Given data:

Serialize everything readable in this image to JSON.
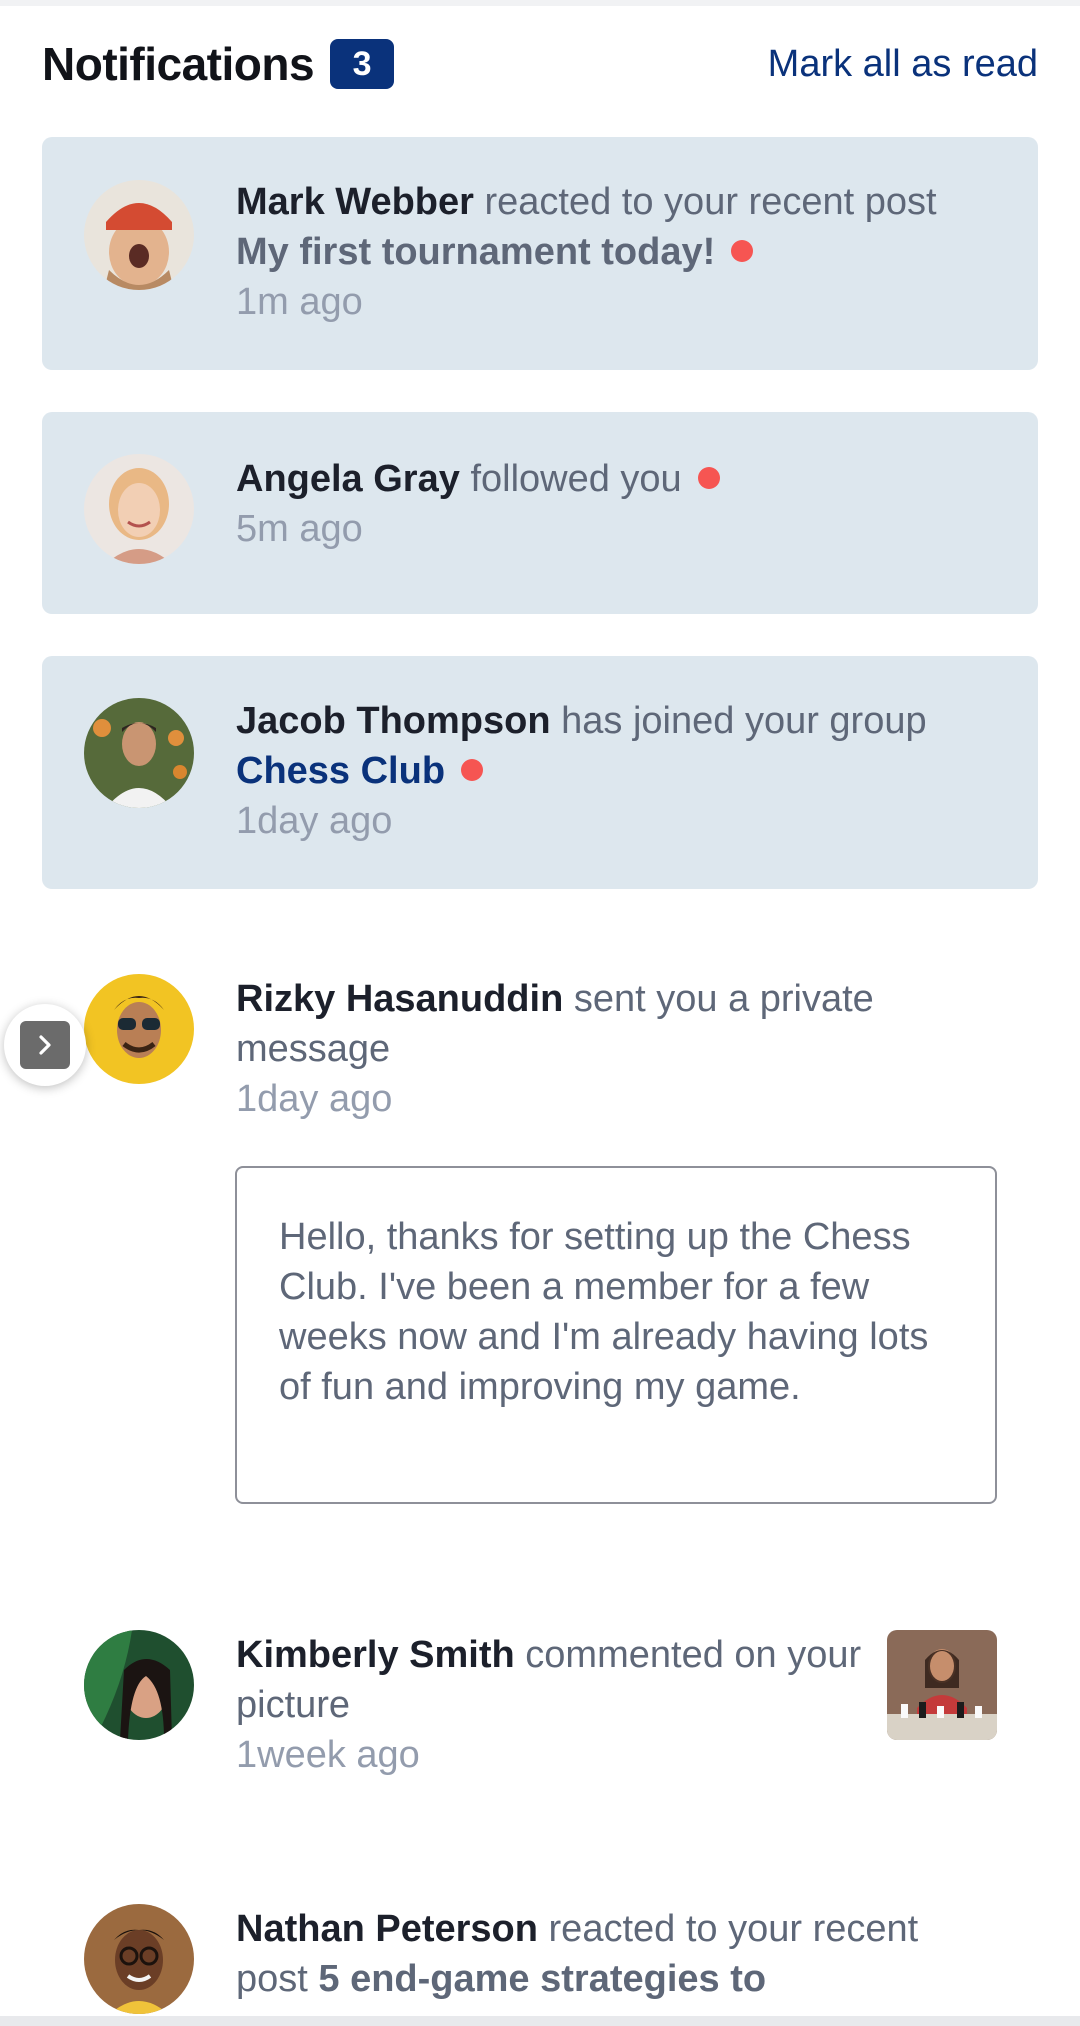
{
  "header": {
    "title": "Notifications",
    "unread_count": "3",
    "mark_all_label": "Mark all as read"
  },
  "notifications": [
    {
      "name": "Mark Webber",
      "action": "reacted to your recent post",
      "post": "My first tournament today!",
      "time": "1m ago",
      "unread": true,
      "avatar": "avatar-mark-webber"
    },
    {
      "name": "Angela Gray",
      "action": "followed you",
      "time": "5m ago",
      "unread": true,
      "avatar": "avatar-angela-gray"
    },
    {
      "name": "Jacob Thompson",
      "action": "has joined your group",
      "group": "Chess Club",
      "time": "1day ago",
      "unread": true,
      "avatar": "avatar-jacob-thompson"
    },
    {
      "name": "Rizky Hasanuddin",
      "action": "sent you a private message",
      "time": "1day ago",
      "unread": false,
      "message": "Hello, thanks for setting up the Chess Club. I've been a member for a few weeks now and I'm already having lots of fun and improving my game.",
      "avatar": "avatar-rizky-hasanuddin"
    },
    {
      "name": "Kimberly Smith",
      "action": "commented on your picture",
      "time": "1week ago",
      "unread": false,
      "avatar": "avatar-kimberly-smith",
      "picture": "chess-picture-thumbnail"
    },
    {
      "name": "Nathan Peterson",
      "action": "reacted to your recent post",
      "post": "5 end-game strategies to",
      "unread": false,
      "avatar": "avatar-nathan-peterson"
    }
  ],
  "colors": {
    "accent": "#0a327b",
    "unread_bg": "#dde7ee",
    "dot": "#f65552",
    "text_muted": "#5e6778",
    "time": "#939cad"
  },
  "icons": {
    "side_handle": "chevron-right-icon"
  }
}
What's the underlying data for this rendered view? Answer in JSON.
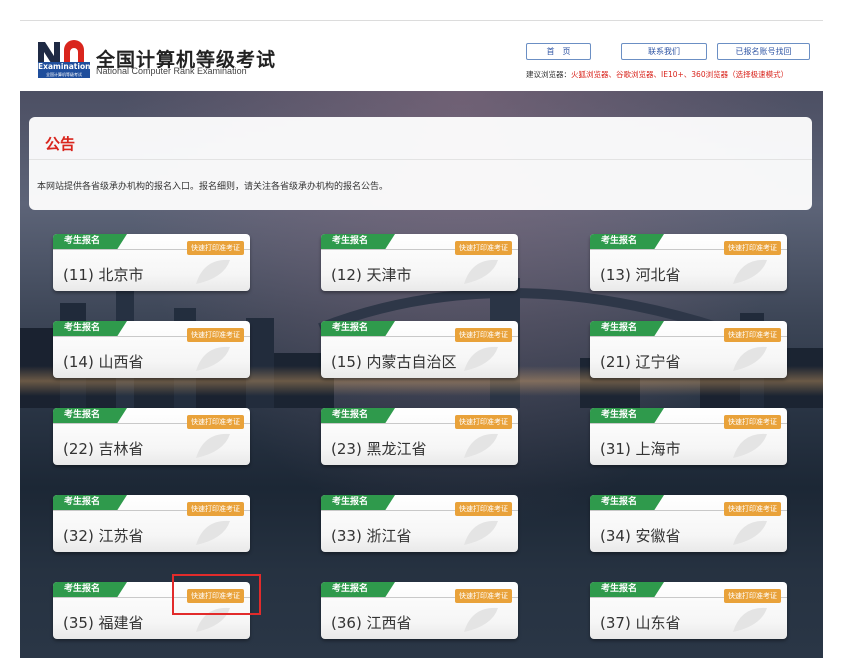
{
  "header": {
    "logo_exam_text": "Examination",
    "logo_exam_sub": "全国计算机等级考试",
    "title": "全国计算机等级考试",
    "subtitle": "National Computer Rank Examination",
    "nav": {
      "home": "首　页",
      "contact": "联系我们",
      "recover": "已报名账号找回"
    },
    "browser_hint_prefix": "建议浏览器：",
    "browser_hint_list": "火狐浏览器、谷歌浏览器、IE10+、360浏览器（选择极速模式）"
  },
  "notice": {
    "title": "公告",
    "text": "本网站提供各省级承办机构的报名入口。报名细则，请关注各省级承办机构的报名公告。"
  },
  "card_tag": "考生报名",
  "card_quick": "快速打印准考证",
  "provinces": [
    "(11) 北京市",
    "(12) 天津市",
    "(13) 河北省",
    "(14) 山西省",
    "(15) 内蒙古自治区",
    "(21) 辽宁省",
    "(22) 吉林省",
    "(23) 黑龙江省",
    "(31) 上海市",
    "(32) 江苏省",
    "(33) 浙江省",
    "(34) 安徽省",
    "(35) 福建省",
    "(36) 江西省",
    "(37) 山东省"
  ],
  "colors": {
    "tag_green": "#2f9a4c",
    "quick_orange": "#e9a23a",
    "notice_red": "#d9251d",
    "highlight_red": "#e22b2b"
  }
}
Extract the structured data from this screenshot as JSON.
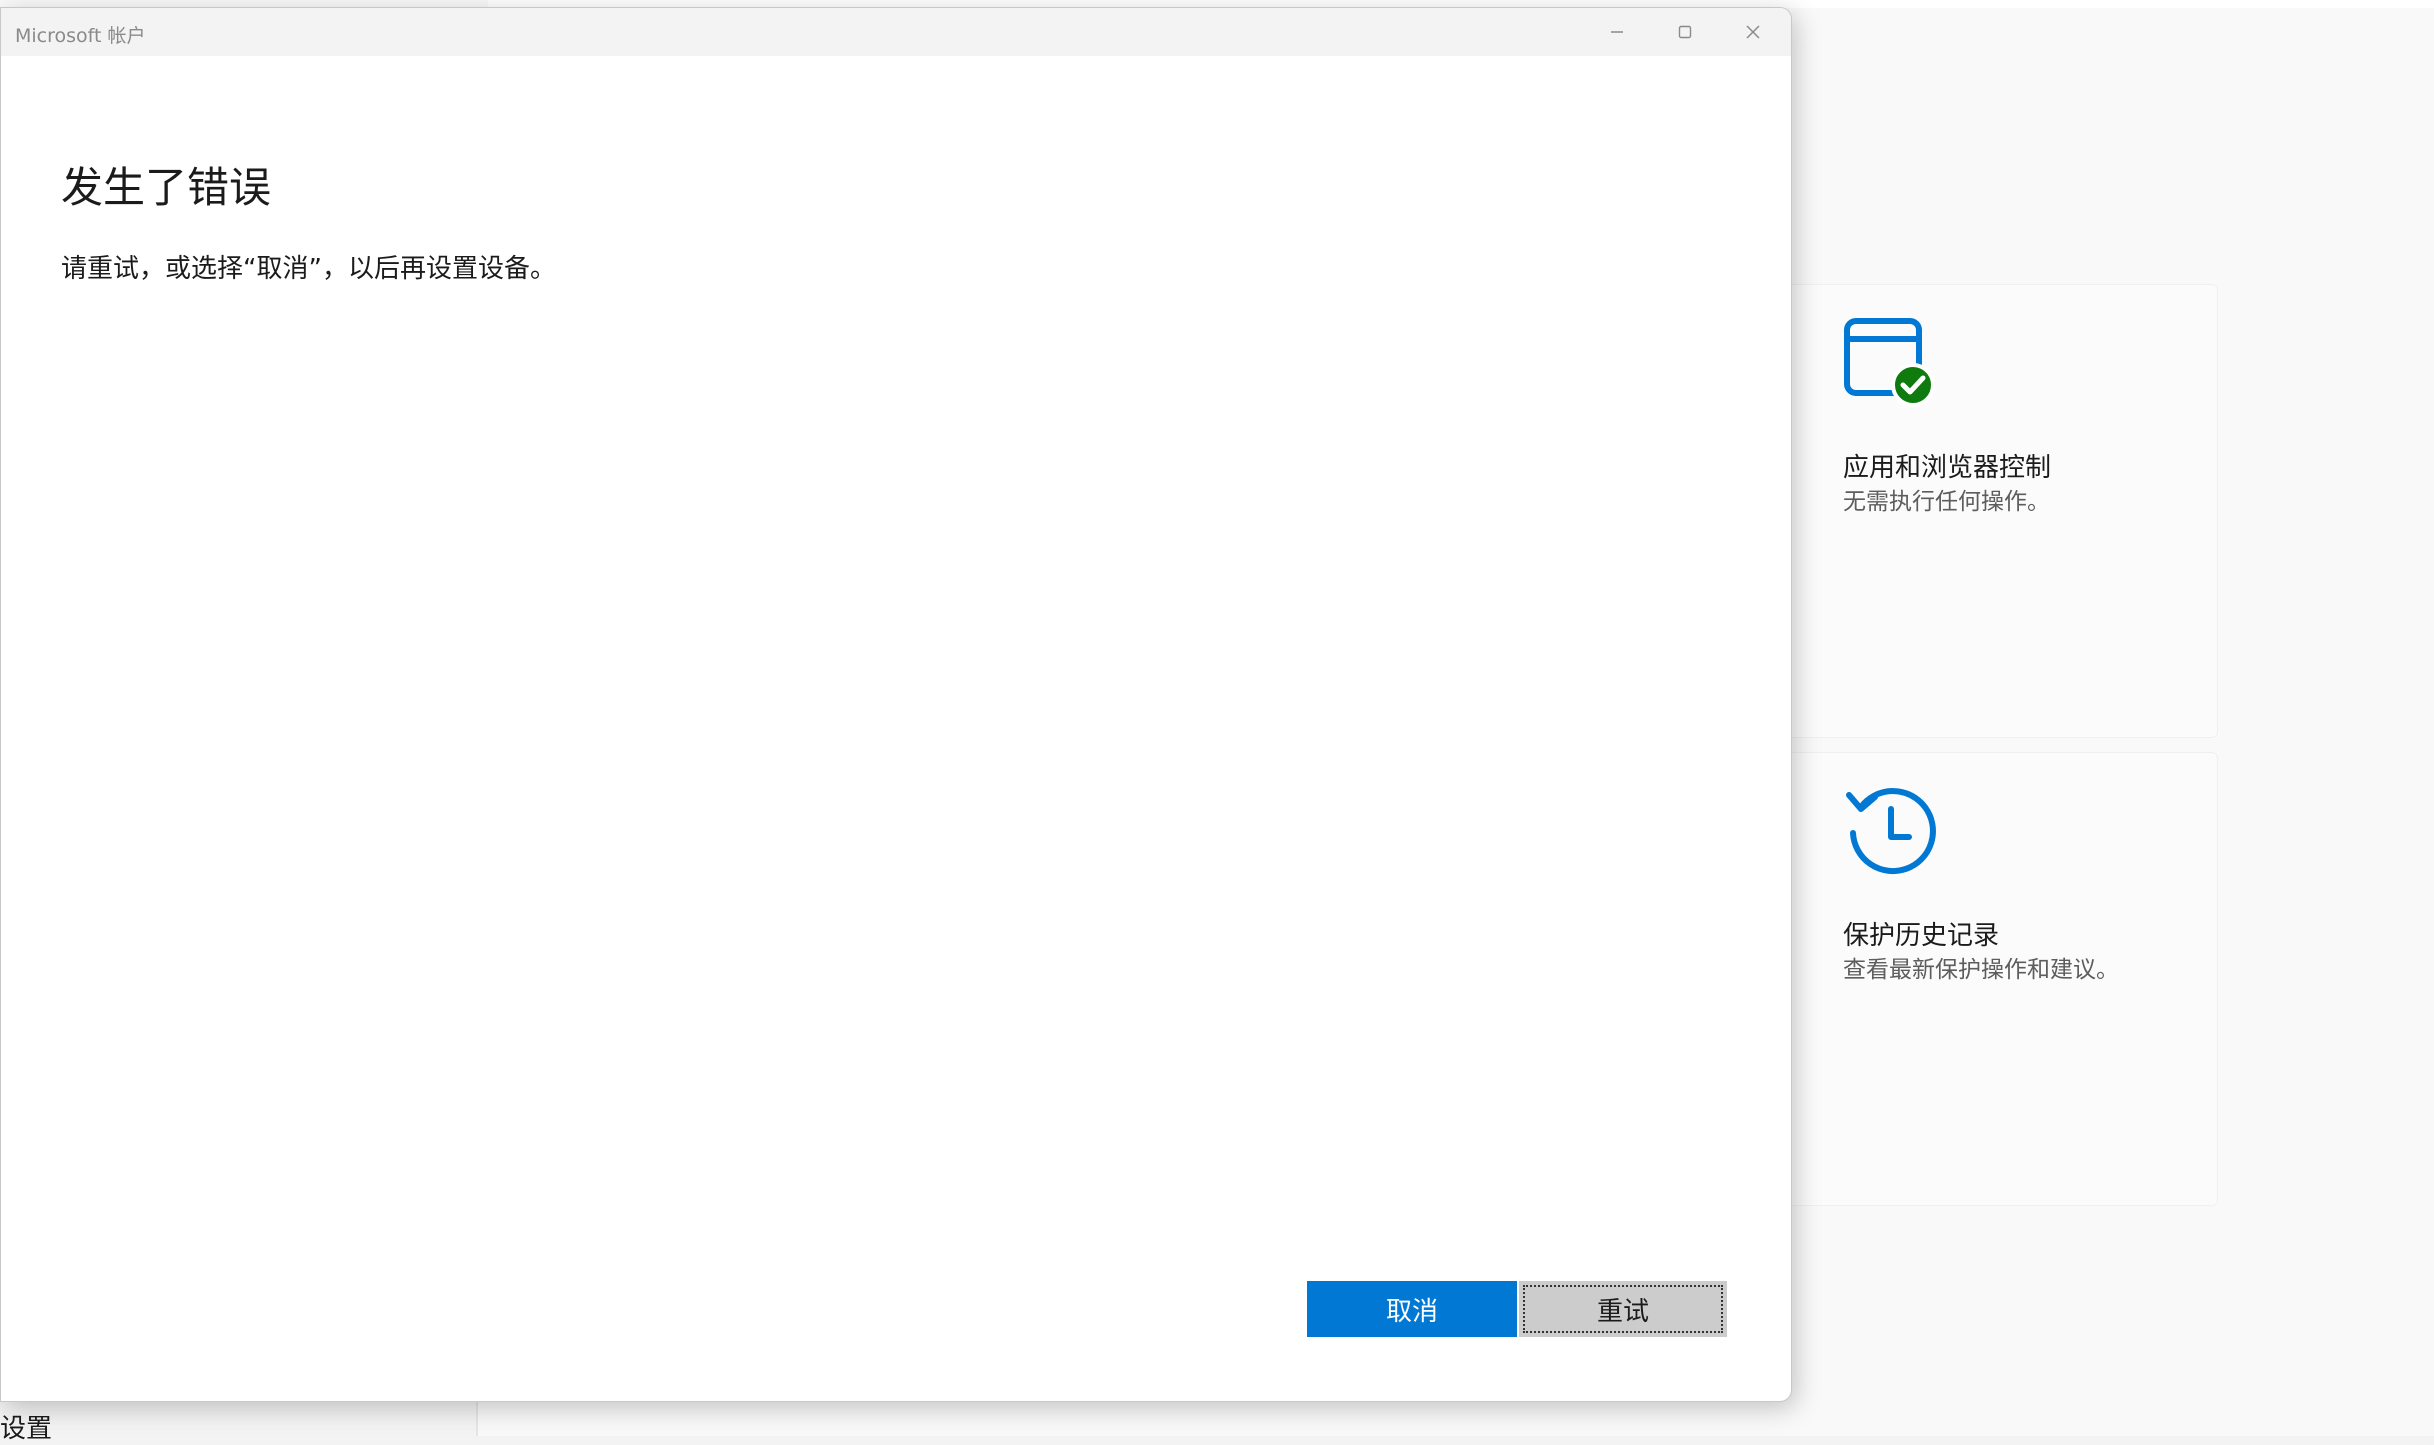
{
  "dialog": {
    "window_title": "Microsoft 帐户",
    "heading": "发生了错误",
    "message": "请重试，或选择“取消”，以后再设置设备。",
    "cancel_label": "取消",
    "retry_label": "重试"
  },
  "background": {
    "nav_label": "设置",
    "tiles": [
      {
        "title": "应用和浏览器控制",
        "subtitle": "无需执行任何操作。",
        "icon": "app-browser-control-icon",
        "status": "ok"
      },
      {
        "title": "保护历史记录",
        "subtitle": "查看最新保护操作和建议。",
        "icon": "protection-history-icon"
      }
    ]
  },
  "colors": {
    "accent": "#0078d4",
    "status_ok": "#0f7b0f",
    "retry_button_bg": "#cccccc"
  }
}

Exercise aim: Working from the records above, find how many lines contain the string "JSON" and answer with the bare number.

Response for this exercise: 3